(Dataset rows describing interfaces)
================================

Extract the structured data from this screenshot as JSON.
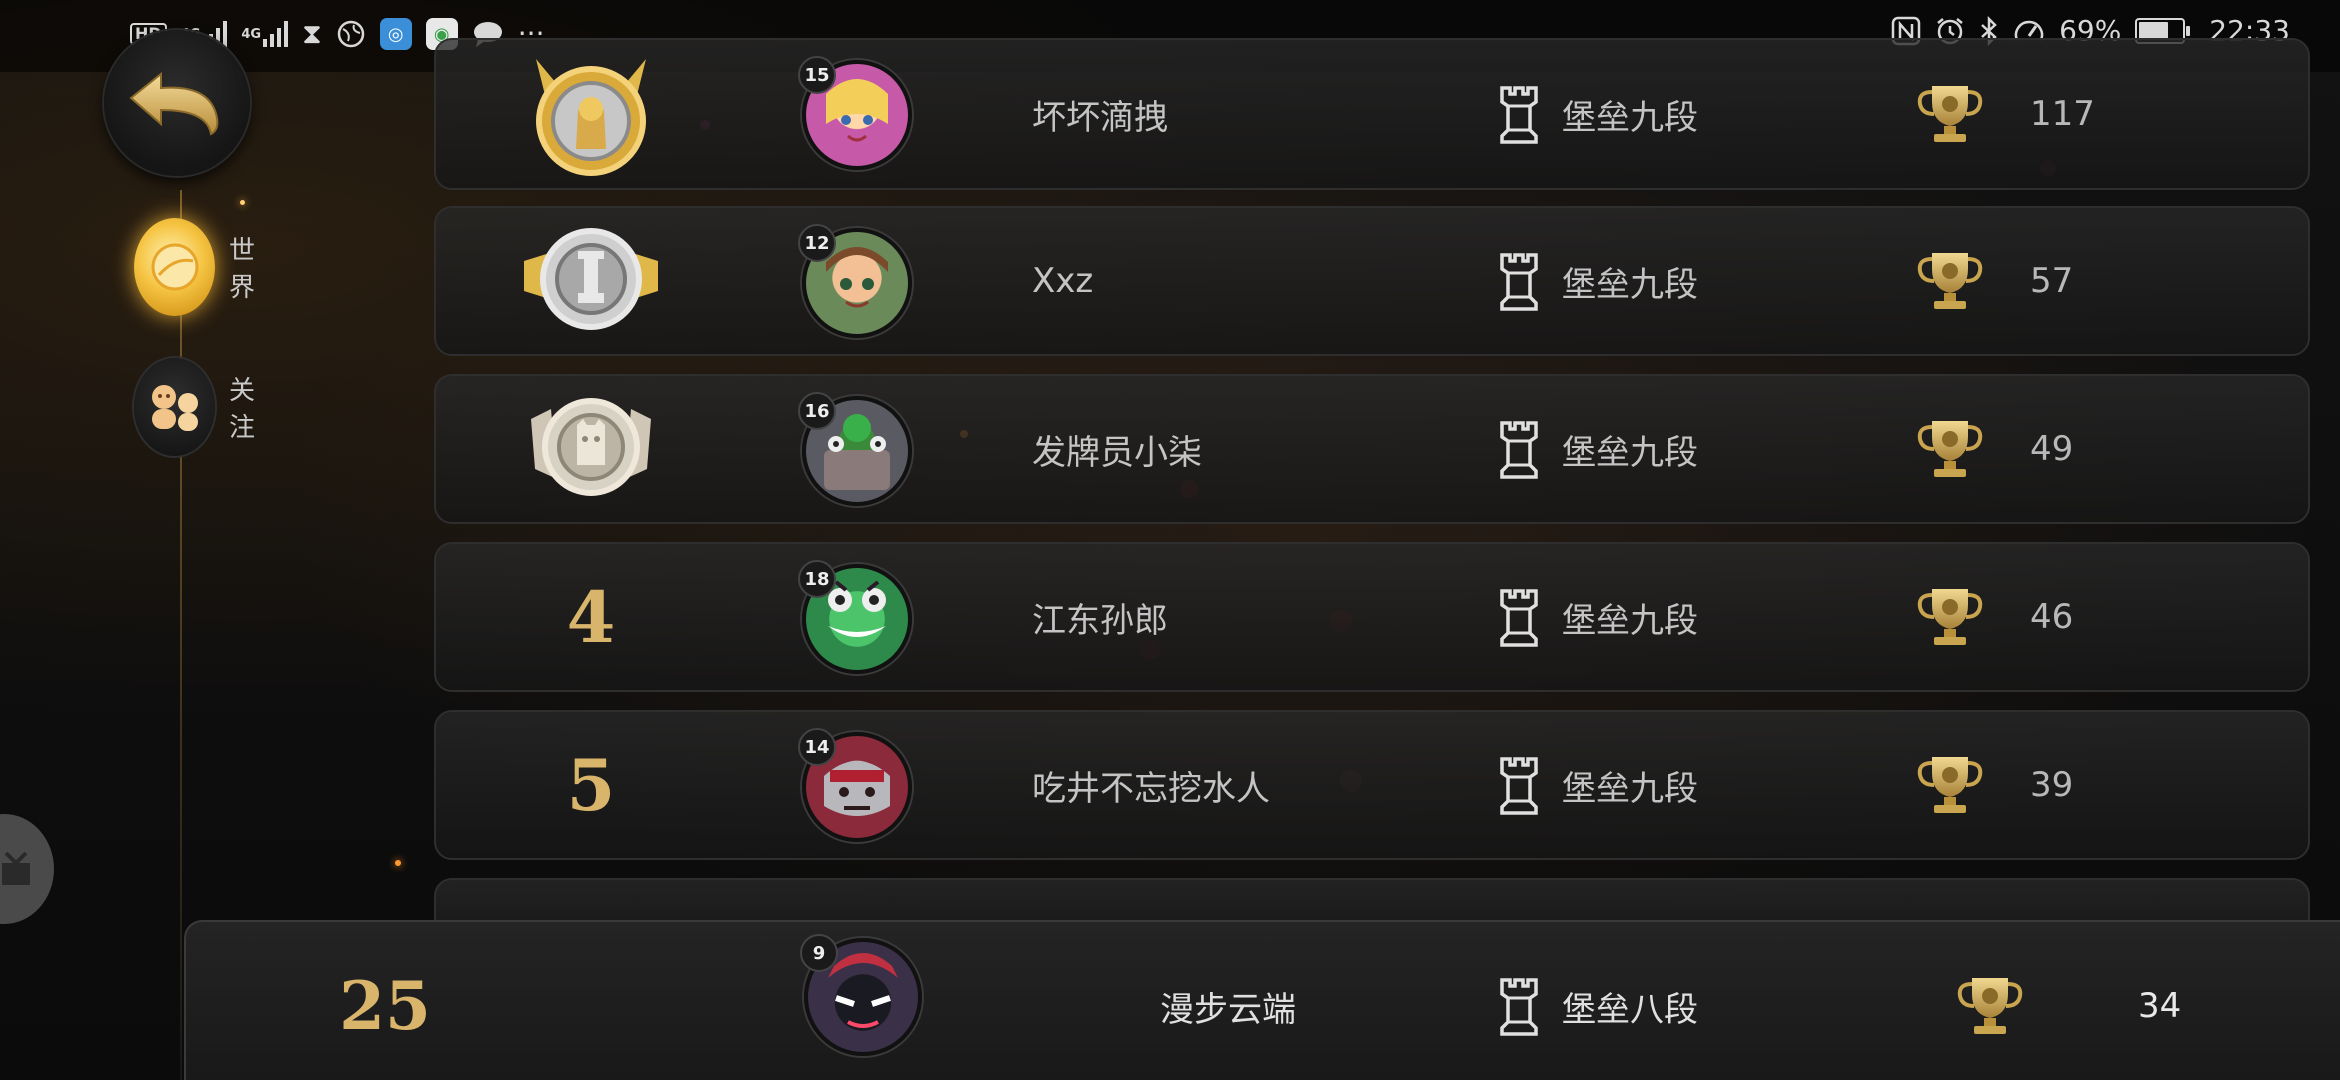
{
  "status_bar": {
    "hd": "HD",
    "net1": "4G",
    "net2": "4G",
    "battery_percent": "69%",
    "time": "22:33",
    "battery_level": 0.69,
    "left_icons": [
      "hd-icon",
      "signal-icon",
      "signal-icon",
      "hourglass-icon",
      "globe-icon",
      "app-icon",
      "app-icon",
      "chat-bubble-icon",
      "more-icon"
    ],
    "right_icons": [
      "nfc-icon",
      "alarm-icon",
      "bluetooth-icon",
      "speedometer-icon",
      "battery-icon"
    ]
  },
  "nav": {
    "world_label": "世界",
    "follow_label": "关注"
  },
  "rows": [
    {
      "rank": "",
      "rank_type": "gold-medal",
      "level": "15",
      "name": "坏坏滴拽",
      "tier": "堡垒九段",
      "trophies": "117",
      "avatar_color": "#c75aa8"
    },
    {
      "rank": "",
      "rank_type": "silver-medal",
      "level": "12",
      "name": "Xxz",
      "tier": "堡垒九段",
      "trophies": "57",
      "avatar_color": "#6a8a5a"
    },
    {
      "rank": "",
      "rank_type": "bronze-medal",
      "level": "16",
      "name": "发牌员小柒",
      "tier": "堡垒九段",
      "trophies": "49",
      "avatar_color": "#5a5a62"
    },
    {
      "rank": "4",
      "rank_type": "number",
      "level": "18",
      "name": "江东孙郎",
      "tier": "堡垒九段",
      "trophies": "46",
      "avatar_color": "#2e8a4a"
    },
    {
      "rank": "5",
      "rank_type": "number",
      "level": "14",
      "name": "吃井不忘挖水人",
      "tier": "堡垒九段",
      "trophies": "39",
      "avatar_color": "#8a2a3a"
    }
  ],
  "my_row": {
    "rank": "25",
    "level": "9",
    "name": "漫步云端",
    "tier": "堡垒八段",
    "trophies": "34",
    "avatar_color": "#3a3048"
  },
  "colors": {
    "accent_gold": "#d9b56c",
    "text_gray": "#c4c4c4"
  }
}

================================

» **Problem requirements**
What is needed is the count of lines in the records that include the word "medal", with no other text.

» **Result below**
3